## [THE TASK]
Reply with every entry, repeated exactly as given.

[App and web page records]

┏━━

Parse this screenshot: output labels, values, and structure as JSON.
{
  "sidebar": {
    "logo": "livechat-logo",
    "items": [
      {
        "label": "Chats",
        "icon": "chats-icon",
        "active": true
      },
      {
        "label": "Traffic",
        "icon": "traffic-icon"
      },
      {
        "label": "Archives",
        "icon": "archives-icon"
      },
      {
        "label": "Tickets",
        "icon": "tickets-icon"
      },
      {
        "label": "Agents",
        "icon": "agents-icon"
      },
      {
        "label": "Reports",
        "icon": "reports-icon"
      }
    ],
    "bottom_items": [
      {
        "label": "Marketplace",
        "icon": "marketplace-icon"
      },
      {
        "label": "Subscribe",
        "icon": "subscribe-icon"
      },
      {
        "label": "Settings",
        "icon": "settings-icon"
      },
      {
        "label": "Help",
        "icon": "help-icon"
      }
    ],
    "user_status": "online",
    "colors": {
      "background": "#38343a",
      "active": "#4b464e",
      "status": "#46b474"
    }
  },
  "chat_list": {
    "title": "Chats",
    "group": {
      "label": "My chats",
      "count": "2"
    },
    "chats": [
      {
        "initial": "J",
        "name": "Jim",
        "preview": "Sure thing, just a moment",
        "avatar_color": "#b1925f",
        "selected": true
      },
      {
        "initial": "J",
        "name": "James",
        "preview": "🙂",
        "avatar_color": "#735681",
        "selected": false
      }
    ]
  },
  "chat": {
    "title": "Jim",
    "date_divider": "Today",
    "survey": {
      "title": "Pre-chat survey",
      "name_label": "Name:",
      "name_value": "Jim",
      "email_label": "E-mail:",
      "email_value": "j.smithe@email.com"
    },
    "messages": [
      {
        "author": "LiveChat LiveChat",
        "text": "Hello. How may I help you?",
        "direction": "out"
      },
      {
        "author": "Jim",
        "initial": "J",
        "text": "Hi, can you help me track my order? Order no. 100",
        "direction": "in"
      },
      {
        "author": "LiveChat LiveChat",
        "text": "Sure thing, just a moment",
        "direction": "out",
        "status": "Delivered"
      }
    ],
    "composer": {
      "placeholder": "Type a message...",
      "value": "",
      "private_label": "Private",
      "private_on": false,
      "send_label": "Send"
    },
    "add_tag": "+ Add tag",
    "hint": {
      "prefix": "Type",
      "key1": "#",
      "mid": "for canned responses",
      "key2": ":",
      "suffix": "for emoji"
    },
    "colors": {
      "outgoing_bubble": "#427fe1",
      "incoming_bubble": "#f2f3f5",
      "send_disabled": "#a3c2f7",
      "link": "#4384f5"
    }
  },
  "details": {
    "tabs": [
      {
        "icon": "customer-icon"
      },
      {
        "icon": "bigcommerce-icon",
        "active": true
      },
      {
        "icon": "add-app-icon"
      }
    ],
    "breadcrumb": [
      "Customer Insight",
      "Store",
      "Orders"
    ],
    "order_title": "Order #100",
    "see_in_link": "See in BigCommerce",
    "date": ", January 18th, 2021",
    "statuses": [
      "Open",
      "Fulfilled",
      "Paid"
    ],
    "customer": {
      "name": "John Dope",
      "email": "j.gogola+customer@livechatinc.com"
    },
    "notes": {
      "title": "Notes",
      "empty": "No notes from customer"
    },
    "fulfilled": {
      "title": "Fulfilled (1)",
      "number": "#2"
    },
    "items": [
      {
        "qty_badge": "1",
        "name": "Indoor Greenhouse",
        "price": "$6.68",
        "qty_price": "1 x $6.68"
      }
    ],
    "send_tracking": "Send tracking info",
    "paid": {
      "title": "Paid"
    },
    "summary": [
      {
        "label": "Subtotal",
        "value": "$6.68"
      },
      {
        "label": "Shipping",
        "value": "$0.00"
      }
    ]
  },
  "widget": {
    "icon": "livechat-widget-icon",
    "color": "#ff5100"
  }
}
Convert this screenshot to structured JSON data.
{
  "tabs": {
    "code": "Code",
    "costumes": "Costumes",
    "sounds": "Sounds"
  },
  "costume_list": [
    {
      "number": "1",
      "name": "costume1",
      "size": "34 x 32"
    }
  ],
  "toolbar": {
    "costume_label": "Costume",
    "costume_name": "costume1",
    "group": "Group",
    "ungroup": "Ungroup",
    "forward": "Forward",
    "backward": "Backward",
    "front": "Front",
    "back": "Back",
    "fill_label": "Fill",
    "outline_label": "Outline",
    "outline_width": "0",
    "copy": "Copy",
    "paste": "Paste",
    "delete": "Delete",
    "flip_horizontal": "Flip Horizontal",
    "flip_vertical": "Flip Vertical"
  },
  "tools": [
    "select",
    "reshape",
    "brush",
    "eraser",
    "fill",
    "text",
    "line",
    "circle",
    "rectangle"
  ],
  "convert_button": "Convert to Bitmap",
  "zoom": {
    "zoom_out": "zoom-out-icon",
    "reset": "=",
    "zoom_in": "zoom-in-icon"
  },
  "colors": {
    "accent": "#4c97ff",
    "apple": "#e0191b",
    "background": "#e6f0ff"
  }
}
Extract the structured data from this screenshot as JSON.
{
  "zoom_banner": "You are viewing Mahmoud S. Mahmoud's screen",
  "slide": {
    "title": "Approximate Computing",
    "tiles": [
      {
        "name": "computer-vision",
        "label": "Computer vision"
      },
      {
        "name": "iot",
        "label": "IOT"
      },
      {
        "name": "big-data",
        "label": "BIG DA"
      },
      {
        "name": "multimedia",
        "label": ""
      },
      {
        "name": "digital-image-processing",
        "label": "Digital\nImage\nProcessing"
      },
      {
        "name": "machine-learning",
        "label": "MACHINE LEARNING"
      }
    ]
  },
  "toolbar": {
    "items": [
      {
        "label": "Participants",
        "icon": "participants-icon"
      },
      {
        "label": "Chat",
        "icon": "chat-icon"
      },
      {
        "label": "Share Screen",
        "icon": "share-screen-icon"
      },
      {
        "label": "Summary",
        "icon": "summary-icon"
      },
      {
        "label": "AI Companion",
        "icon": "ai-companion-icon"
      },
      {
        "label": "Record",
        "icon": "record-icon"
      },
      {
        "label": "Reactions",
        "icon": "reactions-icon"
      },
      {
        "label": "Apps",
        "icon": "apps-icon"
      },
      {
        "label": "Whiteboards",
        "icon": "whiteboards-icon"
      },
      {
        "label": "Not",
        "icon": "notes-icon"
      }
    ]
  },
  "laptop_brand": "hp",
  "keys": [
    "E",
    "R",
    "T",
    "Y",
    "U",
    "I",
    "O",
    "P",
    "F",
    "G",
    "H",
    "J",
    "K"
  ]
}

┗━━

## [FINAL ANSWER]
Parse this screenshot: output labels, values, and structure as JSON.
{
  "sidebar": {
    "logo": "livechat-logo",
    "items": [
      {
        "label": "Chats",
        "icon": "chats-icon",
        "active": true
      },
      {
        "label": "Traffic",
        "icon": "traffic-icon"
      },
      {
        "label": "Archives",
        "icon": "archives-icon"
      },
      {
        "label": "Tickets",
        "icon": "tickets-icon"
      },
      {
        "label": "Agents",
        "icon": "agents-icon"
      },
      {
        "label": "Reports",
        "icon": "reports-icon"
      }
    ],
    "bottom_items": [
      {
        "label": "Marketplace",
        "icon": "marketplace-icon"
      },
      {
        "label": "Subscribe",
        "icon": "subscribe-icon"
      },
      {
        "label": "Settings",
        "icon": "settings-icon"
      },
      {
        "label": "Help",
        "icon": "help-icon"
      }
    ],
    "user_status": "online",
    "colors": {
      "background": "#38343a",
      "active": "#4b464e",
      "status": "#46b474"
    }
  },
  "chat_list": {
    "title": "Chats",
    "group": {
      "label": "My chats",
      "count": "2"
    },
    "chats": [
      {
        "initial": "J",
        "name": "Jim",
        "preview": "Sure thing, just a moment",
        "avatar_color": "#b1925f",
        "selected": true
      },
      {
        "initial": "J",
        "name": "James",
        "preview": "🙂",
        "avatar_color": "#735681",
        "selected": false
      }
    ]
  },
  "chat": {
    "title": "Jim",
    "date_divider": "Today",
    "survey": {
      "title": "Pre-chat survey",
      "name_label": "Name:",
      "name_value": "Jim",
      "email_label": "E-mail:",
      "email_value": "j.smithe@email.com"
    },
    "messages": [
      {
        "author": "LiveChat LiveChat",
        "text": "Hello. How may I help you?",
        "direction": "out"
      },
      {
        "author": "Jim",
        "initial": "J",
        "text": "Hi, can you help me track my order? Order no. 100",
        "direction": "in"
      },
      {
        "author": "LiveChat LiveChat",
        "text": "Sure thing, just a moment",
        "direction": "out",
        "status": "Delivered"
      }
    ],
    "composer": {
      "placeholder": "Type a message...",
      "value": "",
      "private_label": "Private",
      "private_on": false,
      "send_label": "Send"
    },
    "add_tag": "+ Add tag",
    "hint": {
      "prefix": "Type",
      "key1": "#",
      "mid": "for canned responses",
      "key2": ":",
      "suffix": "for emoji"
    },
    "colors": {
      "outgoing_bubble": "#427fe1",
      "incoming_bubble": "#f2f3f5",
      "send_disabled": "#a3c2f7",
      "link": "#4384f5"
    }
  },
  "details": {
    "tabs": [
      {
        "icon": "customer-icon"
      },
      {
        "icon": "bigcommerce-icon",
        "active": true
      },
      {
        "icon": "add-app-icon"
      }
    ],
    "breadcrumb": [
      "Customer Insight",
      "Store",
      "Orders"
    ],
    "order_title": "Order #100",
    "see_in_link": "See in BigCommerce",
    "date": ", January 18th, 2021",
    "statuses": [
      "Open",
      "Fulfilled",
      "Paid"
    ],
    "customer": {
      "name": "John Dope",
      "email": "j.gogola+customer@livechatinc.com"
    },
    "notes": {
      "title": "Notes",
      "empty": "No notes from customer"
    },
    "fulfilled": {
      "title": "Fulfilled (1)",
      "number": "#2"
    },
    "items": [
      {
        "qty_badge": "1",
        "name": "Indoor Greenhouse",
        "price": "$6.68",
        "qty_price": "1 x $6.68"
      }
    ],
    "send_tracking": "Send tracking info",
    "paid": {
      "title": "Paid"
    },
    "summary": [
      {
        "label": "Subtotal",
        "value": "$6.68"
      },
      {
        "label": "Shipping",
        "value": "$0.00"
      }
    ]
  },
  "widget": {
    "icon": "livechat-widget-icon",
    "color": "#ff5100"
  }
}
Convert this screenshot to structured JSON data.
{
  "tabs": {
    "code": "Code",
    "costumes": "Costumes",
    "sounds": "Sounds"
  },
  "costume_list": [
    {
      "number": "1",
      "name": "costume1",
      "size": "34 x 32"
    }
  ],
  "toolbar": {
    "costume_label": "Costume",
    "costume_name": "costume1",
    "group": "Group",
    "ungroup": "Ungroup",
    "forward": "Forward",
    "backward": "Backward",
    "front": "Front",
    "back": "Back",
    "fill_label": "Fill",
    "outline_label": "Outline",
    "outline_width": "0",
    "copy": "Copy",
    "paste": "Paste",
    "delete": "Delete",
    "flip_horizontal": "Flip Horizontal",
    "flip_vertical": "Flip Vertical"
  },
  "tools": [
    "select",
    "reshape",
    "brush",
    "eraser",
    "fill",
    "text",
    "line",
    "circle",
    "rectangle"
  ],
  "convert_button": "Convert to Bitmap",
  "zoom": {
    "zoom_out": "zoom-out-icon",
    "reset": "=",
    "zoom_in": "zoom-in-icon"
  },
  "colors": {
    "accent": "#4c97ff",
    "apple": "#e0191b",
    "background": "#e6f0ff"
  }
}
Extract the structured data from this screenshot as JSON.
{
  "zoom_banner": "You are viewing Mahmoud S. Mahmoud's screen",
  "slide": {
    "title": "Approximate Computing",
    "tiles": [
      {
        "name": "computer-vision",
        "label": "Computer vision"
      },
      {
        "name": "iot",
        "label": "IOT"
      },
      {
        "name": "big-data",
        "label": "BIG DA"
      },
      {
        "name": "multimedia",
        "label": ""
      },
      {
        "name": "digital-image-processing",
        "label": "Digital\nImage\nProcessing"
      },
      {
        "name": "machine-learning",
        "label": "MACHINE LEARNING"
      }
    ]
  },
  "toolbar": {
    "items": [
      {
        "label": "Participants",
        "icon": "participants-icon"
      },
      {
        "label": "Chat",
        "icon": "chat-icon"
      },
      {
        "label": "Share Screen",
        "icon": "share-screen-icon"
      },
      {
        "label": "Summary",
        "icon": "summary-icon"
      },
      {
        "label": "AI Companion",
        "icon": "ai-companion-icon"
      },
      {
        "label": "Record",
        "icon": "record-icon"
      },
      {
        "label": "Reactions",
        "icon": "reactions-icon"
      },
      {
        "label": "Apps",
        "icon": "apps-icon"
      },
      {
        "label": "Whiteboards",
        "icon": "whiteboards-icon"
      },
      {
        "label": "Not",
        "icon": "notes-icon"
      }
    ]
  },
  "laptop_brand": "hp",
  "keys": [
    "E",
    "R",
    "T",
    "Y",
    "U",
    "I",
    "O",
    "P",
    "F",
    "G",
    "H",
    "J",
    "K"
  ]
}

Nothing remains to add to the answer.